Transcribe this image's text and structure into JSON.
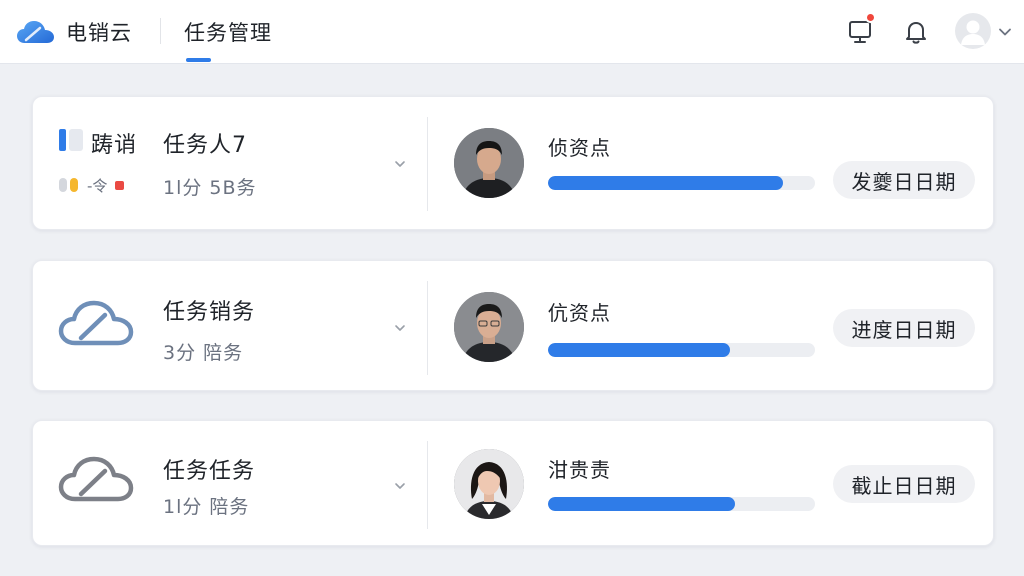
{
  "header": {
    "app_name": "电销云",
    "active_tab": "任务管理",
    "notifications_badge": true,
    "icons": [
      "cloud-logo-icon",
      "monitor-icon",
      "bell-icon",
      "user-avatar-icon",
      "chevron-down-icon"
    ]
  },
  "colors": {
    "accent": "#2f7ce8",
    "badge": "#f0473c",
    "card_bg": "#ffffff",
    "page_bg": "#eef0f4"
  },
  "tasks": [
    {
      "prefix": "踌诮",
      "title": "任务人7",
      "subtitle": "1l分 5B务",
      "mini_label": "-令",
      "person_name": "侦资点",
      "progress": 0.88,
      "date_label": "发夔日日期"
    },
    {
      "title": "任务销务",
      "subtitle": "3分 陪务",
      "person_name": "伉资点",
      "progress": 0.68,
      "date_label": "进度日日期"
    },
    {
      "title": "任务任务",
      "subtitle": "1l分 陪务",
      "person_name": "泔贵责",
      "progress": 0.7,
      "date_label": "截止日日期"
    }
  ]
}
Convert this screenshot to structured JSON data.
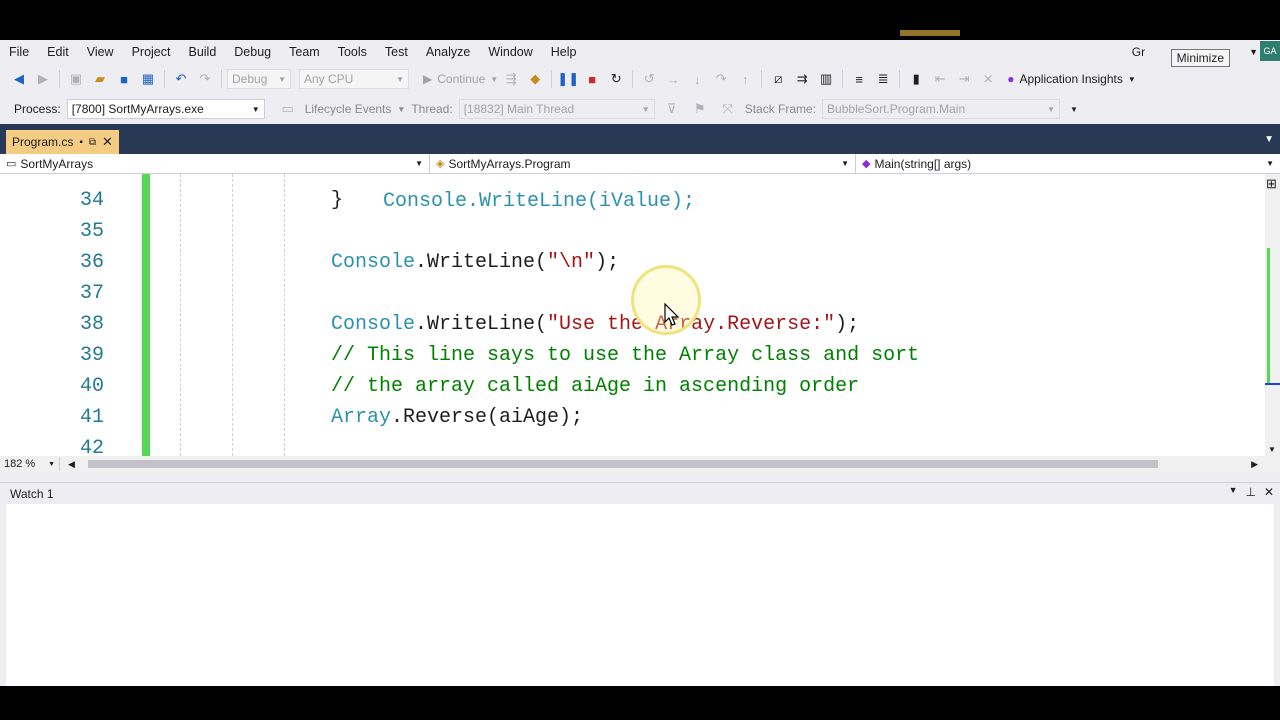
{
  "menu": {
    "items": [
      "File",
      "Edit",
      "View",
      "Project",
      "Build",
      "Debug",
      "Team",
      "Tools",
      "Test",
      "Analyze",
      "Window",
      "Help"
    ],
    "account_name": "Gr",
    "account_initials": "GA",
    "tooltip": "Minimize"
  },
  "toolbar1": {
    "config": "Debug",
    "platform": "Any CPU",
    "continue_label": "Continue",
    "app_insights": "Application Insights"
  },
  "toolbar2": {
    "process_label": "Process:",
    "process_value": "[7800] SortMyArrays.exe",
    "lifecycle_label": "Lifecycle Events",
    "thread_label": "Thread:",
    "thread_value": "[18832] Main Thread",
    "stackframe_label": "Stack Frame:",
    "stackframe_value": "BubbleSort.Program.Main"
  },
  "tab": {
    "filename": "Program.cs"
  },
  "navbar": {
    "project": "SortMyArrays",
    "class": "SortMyArrays.Program",
    "member": "Main(string[] args)"
  },
  "editor": {
    "partial_top": "Console.WriteLine(iValue);",
    "lines": [
      {
        "num": "34",
        "tokens": [
          {
            "c": "plain",
            "t": "}"
          }
        ]
      },
      {
        "num": "35",
        "tokens": []
      },
      {
        "num": "36",
        "tokens": [
          {
            "c": "type",
            "t": "Console"
          },
          {
            "c": "plain",
            "t": ".WriteLine("
          },
          {
            "c": "str",
            "t": "\"\\n\""
          },
          {
            "c": "plain",
            "t": ");"
          }
        ]
      },
      {
        "num": "37",
        "tokens": []
      },
      {
        "num": "38",
        "tokens": [
          {
            "c": "type",
            "t": "Console"
          },
          {
            "c": "plain",
            "t": ".WriteLine("
          },
          {
            "c": "str",
            "t": "\"Use the Array.Reverse:\""
          },
          {
            "c": "plain",
            "t": ");"
          }
        ]
      },
      {
        "num": "39",
        "tokens": [
          {
            "c": "cmt",
            "t": "// This line says to use the Array class and sort"
          }
        ]
      },
      {
        "num": "40",
        "tokens": [
          {
            "c": "cmt",
            "t": "// the array called aiAge in ascending order"
          }
        ]
      },
      {
        "num": "41",
        "tokens": [
          {
            "c": "type",
            "t": "Array"
          },
          {
            "c": "plain",
            "t": ".Reverse(aiAge);"
          }
        ]
      },
      {
        "num": "42",
        "tokens": []
      }
    ],
    "zoom": "182 %"
  },
  "watch": {
    "title": "Watch 1"
  }
}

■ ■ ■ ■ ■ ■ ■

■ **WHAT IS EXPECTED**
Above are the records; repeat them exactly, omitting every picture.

■ **REPLY**
Transcribe this image's text and structure into JSON.
{
  "header": {
    "app_name": "电销云",
    "active_tab": "任务管理",
    "notifications_badge": true,
    "icons": [
      "cloud-logo-icon",
      "monitor-icon",
      "bell-icon",
      "user-avatar-icon",
      "chevron-down-icon"
    ]
  },
  "colors": {
    "accent": "#2f7ce8",
    "badge": "#f0473c",
    "card_bg": "#ffffff",
    "page_bg": "#eef0f4"
  },
  "tasks": [
    {
      "prefix": "踌诮",
      "title": "任务人7",
      "subtitle": "1l分 5B务",
      "mini_label": "-令",
      "person_name": "侦资点",
      "progress": 0.88,
      "date_label": "发夔日日期"
    },
    {
      "title": "任务销务",
      "subtitle": "3分 陪务",
      "person_name": "伉资点",
      "progress": 0.68,
      "date_label": "进度日日期"
    },
    {
      "title": "任务任务",
      "subtitle": "1l分 陪务",
      "person_name": "泔贵责",
      "progress": 0.7,
      "date_label": "截止日日期"
    }
  ]
}
Convert this screenshot to structured JSON data.
{
  "menu": {
    "items": [
      "File",
      "Edit",
      "View",
      "Project",
      "Build",
      "Debug",
      "Team",
      "Tools",
      "Test",
      "Analyze",
      "Window",
      "Help"
    ],
    "account_name": "Gr",
    "account_initials": "GA",
    "tooltip": "Minimize"
  },
  "toolbar1": {
    "config": "Debug",
    "platform": "Any CPU",
    "continue_label": "Continue",
    "app_insights": "Application Insights"
  },
  "toolbar2": {
    "process_label": "Process:",
    "process_value": "[7800] SortMyArrays.exe",
    "lifecycle_label": "Lifecycle Events",
    "thread_label": "Thread:",
    "thread_value": "[18832] Main Thread",
    "stackframe_label": "Stack Frame:",
    "stackframe_value": "BubbleSort.Program.Main"
  },
  "tab": {
    "filename": "Program.cs"
  },
  "navbar": {
    "project": "SortMyArrays",
    "class": "SortMyArrays.Program",
    "member": "Main(string[] args)"
  },
  "editor": {
    "partial_top": "Console.WriteLine(iValue);",
    "lines": [
      {
        "num": "34",
        "tokens": [
          {
            "c": "plain",
            "t": "}"
          }
        ]
      },
      {
        "num": "35",
        "tokens": []
      },
      {
        "num": "36",
        "tokens": [
          {
            "c": "type",
            "t": "Console"
          },
          {
            "c": "plain",
            "t": ".WriteLine("
          },
          {
            "c": "str",
            "t": "\"\\n\""
          },
          {
            "c": "plain",
            "t": ");"
          }
        ]
      },
      {
        "num": "37",
        "tokens": []
      },
      {
        "num": "38",
        "tokens": [
          {
            "c": "type",
            "t": "Console"
          },
          {
            "c": "plain",
            "t": ".WriteLine("
          },
          {
            "c": "str",
            "t": "\"Use the Array.Reverse:\""
          },
          {
            "c": "plain",
            "t": ");"
          }
        ]
      },
      {
        "num": "39",
        "tokens": [
          {
            "c": "cmt",
            "t": "// This line says to use the Array class and sort"
          }
        ]
      },
      {
        "num": "40",
        "tokens": [
          {
            "c": "cmt",
            "t": "// the array called aiAge in ascending order"
          }
        ]
      },
      {
        "num": "41",
        "tokens": [
          {
            "c": "type",
            "t": "Array"
          },
          {
            "c": "plain",
            "t": ".Reverse(aiAge);"
          }
        ]
      },
      {
        "num": "42",
        "tokens": []
      }
    ],
    "zoom": "182 %"
  },
  "watch": {
    "title": "Watch 1"
  }
}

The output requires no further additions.